**Data**

◇ ◇ ◇ ◇ ◇ ◇ ◇

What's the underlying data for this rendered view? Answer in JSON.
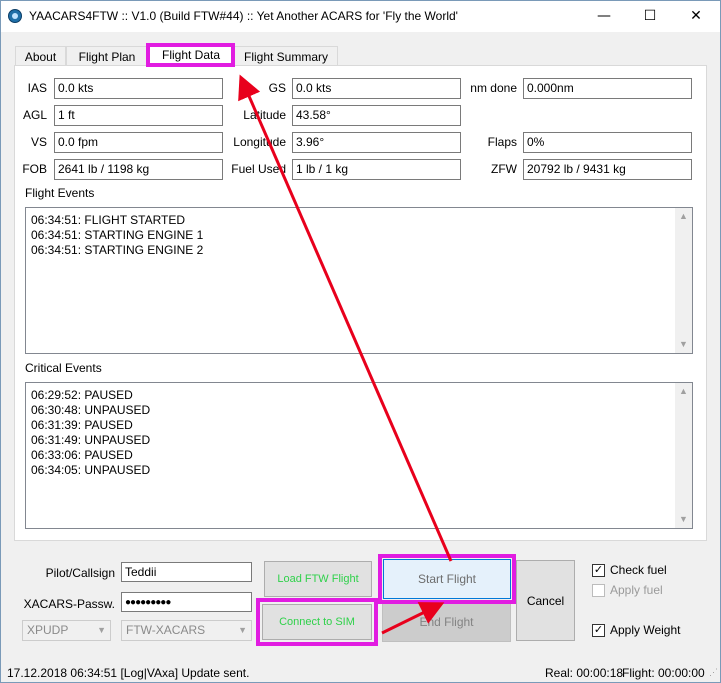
{
  "window": {
    "title": "YAACARS4FTW :: V1.0 (Build FTW#44) :: Yet Another ACARS for 'Fly the World'",
    "minimize_glyph": "—",
    "maximize_glyph": "☐",
    "close_glyph": "✕"
  },
  "tabs": [
    {
      "label": "About"
    },
    {
      "label": "Flight Plan"
    },
    {
      "label": "Flight Data"
    },
    {
      "label": "Flight Summary"
    }
  ],
  "active_tab": "Flight Data",
  "fields": {
    "ias": {
      "label": "IAS",
      "value": "0.0 kts"
    },
    "gs": {
      "label": "GS",
      "value": "0.0 kts"
    },
    "nm_done": {
      "label": "nm done",
      "value": "0.000nm"
    },
    "agl": {
      "label": "AGL",
      "value": "1 ft"
    },
    "latitude": {
      "label": "Latitude",
      "value": "43.58°"
    },
    "vs": {
      "label": "VS",
      "value": "0.0 fpm"
    },
    "longitude": {
      "label": "Longitude",
      "value": "3.96°"
    },
    "flaps": {
      "label": "Flaps",
      "value": "0%"
    },
    "fob": {
      "label": "FOB",
      "value": "2641 lb / 1198 kg"
    },
    "fuel_used": {
      "label": "Fuel Used",
      "value": "1 lb / 1 kg"
    },
    "zfw": {
      "label": "ZFW",
      "value": "20792 lb / 9431 kg"
    }
  },
  "flight_events": {
    "label": "Flight Events",
    "lines": [
      "06:34:51: FLIGHT STARTED",
      "06:34:51: STARTING ENGINE 1",
      "06:34:51: STARTING ENGINE 2"
    ]
  },
  "critical_events": {
    "label": "Critical Events",
    "lines": [
      "06:29:52: PAUSED",
      "06:30:48: UNPAUSED",
      "06:31:39: PAUSED",
      "06:31:49: UNPAUSED",
      "06:33:06: PAUSED",
      "06:34:05: UNPAUSED"
    ]
  },
  "login": {
    "callsign_label": "Pilot/Callsign",
    "callsign_value": "Teddii",
    "password_label": "XACARS-Passw.",
    "password_value": "●●●●●●●●●",
    "protocol_value": "XPUDP",
    "server_value": "FTW-XACARS"
  },
  "buttons": {
    "load_ftw_flight": "Load FTW Flight",
    "connect_to_sim": "Connect to SIM",
    "start_flight": "Start Flight",
    "end_flight": "End Flight",
    "cancel": "Cancel"
  },
  "options": {
    "check_fuel": {
      "label": "Check fuel",
      "checked": true
    },
    "apply_fuel": {
      "label": "Apply fuel",
      "checked": false,
      "disabled": true
    },
    "apply_weight": {
      "label": "Apply Weight",
      "checked": true
    }
  },
  "status": {
    "log": "17.12.2018 06:34:51 [Log|VAxa] Update sent.",
    "real": "Real: 00:00:18",
    "flight": "Flight: 00:00:00"
  },
  "colors": {
    "highlight": "#e11ce1",
    "arrow": "#e8001c",
    "green_text": "#2fd14a",
    "start_flight_bg": "#e5f1fb"
  }
}
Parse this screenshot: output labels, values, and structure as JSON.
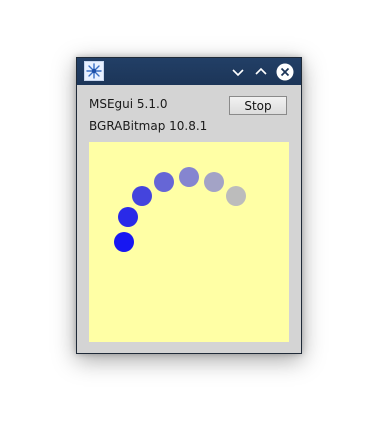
{
  "window": {
    "icon": "snowflake-app-icon",
    "title_buttons": {
      "minimize": "chevron-down-icon",
      "maximize": "chevron-up-icon",
      "close": "close-icon"
    }
  },
  "labels": {
    "version_gui": "MSEgui 5.1.0",
    "version_bitmap": "BGRABitmap 10.8.1"
  },
  "stop_button": {
    "label": "Stop"
  },
  "animation": {
    "background": "#ffffa5",
    "dot_colors": [
      "#1717f2",
      "#2a2ae8",
      "#4444dd",
      "#6666d6",
      "#8585d0",
      "#a3a3c6",
      "#bcbcbc"
    ]
  }
}
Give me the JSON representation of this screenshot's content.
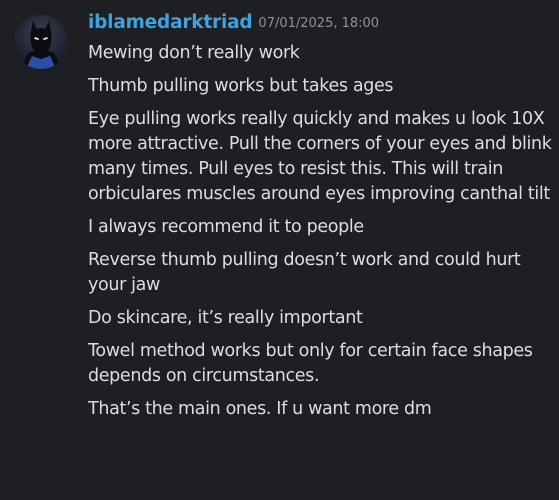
{
  "author": {
    "username": "iblamedarktriad",
    "timestamp": "07/01/2025, 18:00",
    "avatar_icon": "batman-avatar-icon"
  },
  "messages": [
    "Mewing don’t really work",
    "Thumb pulling works but takes ages",
    "Eye pulling works really quickly and makes u look 10X more attractive. Pull the corners of your eyes and blink many times. Pull eyes to resist this. This will train orbiculares muscles around eyes improving canthal tilt",
    "I always recommend it to people",
    "Reverse thumb pulling doesn’t work and could hurt your jaw",
    "Do skincare, it’s really important",
    "Towel method works but only for certain face shapes depends on circumstances.",
    "That’s the main ones. If u want more dm"
  ],
  "colors": {
    "background": "#1e1f22",
    "username": "#3fa2e0",
    "timestamp": "#8e9297",
    "message_text": "#dbdee1"
  }
}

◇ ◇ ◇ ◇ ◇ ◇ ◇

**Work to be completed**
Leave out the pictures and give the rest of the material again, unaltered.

**Solution for this exercise**
What's the underlying data for this rendered view? Answer in JSON.
{
  "window": {
    "title": "YAACARS4FTW :: V1.0 (Build FTW#44) :: Yet Another ACARS for 'Fly the World'",
    "minimize_glyph": "—",
    "maximize_glyph": "☐",
    "close_glyph": "✕"
  },
  "tabs": [
    {
      "label": "About"
    },
    {
      "label": "Flight Plan"
    },
    {
      "label": "Flight Data"
    },
    {
      "label": "Flight Summary"
    }
  ],
  "active_tab": "Flight Data",
  "fields": {
    "ias": {
      "label": "IAS",
      "value": "0.0 kts"
    },
    "gs": {
      "label": "GS",
      "value": "0.0 kts"
    },
    "nm_done": {
      "label": "nm done",
      "value": "0.000nm"
    },
    "agl": {
      "label": "AGL",
      "value": "1 ft"
    },
    "latitude": {
      "label": "Latitude",
      "value": "43.58°"
    },
    "vs": {
      "label": "VS",
      "value": "0.0 fpm"
    },
    "longitude": {
      "label": "Longitude",
      "value": "3.96°"
    },
    "flaps": {
      "label": "Flaps",
      "value": "0%"
    },
    "fob": {
      "label": "FOB",
      "value": "2641 lb / 1198 kg"
    },
    "fuel_used": {
      "label": "Fuel Used",
      "value": "1 lb / 1 kg"
    },
    "zfw": {
      "label": "ZFW",
      "value": "20792 lb / 9431 kg"
    }
  },
  "flight_events": {
    "label": "Flight Events",
    "lines": [
      "06:34:51: FLIGHT STARTED",
      "06:34:51: STARTING ENGINE 1",
      "06:34:51: STARTING ENGINE 2"
    ]
  },
  "critical_events": {
    "label": "Critical Events",
    "lines": [
      "06:29:52: PAUSED",
      "06:30:48: UNPAUSED",
      "06:31:39: PAUSED",
      "06:31:49: UNPAUSED",
      "06:33:06: PAUSED",
      "06:34:05: UNPAUSED"
    ]
  },
  "login": {
    "callsign_label": "Pilot/Callsign",
    "callsign_value": "Teddii",
    "password_label": "XACARS-Passw.",
    "password_value": "●●●●●●●●●",
    "protocol_value": "XPUDP",
    "server_value": "FTW-XACARS"
  },
  "buttons": {
    "load_ftw_flight": "Load FTW Flight",
    "connect_to_sim": "Connect to SIM",
    "start_flight": "Start Flight",
    "end_flight": "End Flight",
    "cancel": "Cancel"
  },
  "options": {
    "check_fuel": {
      "label": "Check fuel",
      "checked": true
    },
    "apply_fuel": {
      "label": "Apply fuel",
      "checked": false,
      "disabled": true
    },
    "apply_weight": {
      "label": "Apply Weight",
      "checked": true
    }
  },
  "status": {
    "log": "17.12.2018 06:34:51 [Log|VAxa] Update sent.",
    "real": "Real: 00:00:18",
    "flight": "Flight: 00:00:00"
  },
  "colors": {
    "highlight": "#e11ce1",
    "arrow": "#e8001c",
    "green_text": "#2fd14a",
    "start_flight_bg": "#e5f1fb"
  }
}
Parse this screenshot: output labels, values, and structure as JSON.
{
  "window": {
    "icon": "snowflake-app-icon",
    "title_buttons": {
      "minimize": "chevron-down-icon",
      "maximize": "chevron-up-icon",
      "close": "close-icon"
    }
  },
  "labels": {
    "version_gui": "MSEgui 5.1.0",
    "version_bitmap": "BGRABitmap 10.8.1"
  },
  "stop_button": {
    "label": "Stop"
  },
  "animation": {
    "background": "#ffffa5",
    "dot_colors": [
      "#1717f2",
      "#2a2ae8",
      "#4444dd",
      "#6666d6",
      "#8585d0",
      "#a3a3c6",
      "#bcbcbc"
    ]
  }
}
Give me the JSON representation of this screenshot's content.
{
  "author": {
    "username": "iblamedarktriad",
    "timestamp": "07/01/2025, 18:00",
    "avatar_icon": "batman-avatar-icon"
  },
  "messages": [
    "Mewing don’t really work",
    "Thumb pulling works but takes ages",
    "Eye pulling works really quickly and makes u look 10X more attractive. Pull the corners of your eyes and blink many times. Pull eyes to resist this. This will train orbiculares muscles around eyes improving canthal tilt",
    "I always recommend it to people",
    "Reverse thumb pulling doesn’t work and could hurt your jaw",
    "Do skincare, it’s really important",
    "Towel method works but only for certain face shapes depends on circumstances.",
    "That’s the main ones. If u want more dm"
  ],
  "colors": {
    "background": "#1e1f22",
    "username": "#3fa2e0",
    "timestamp": "#8e9297",
    "message_text": "#dbdee1"
  }
}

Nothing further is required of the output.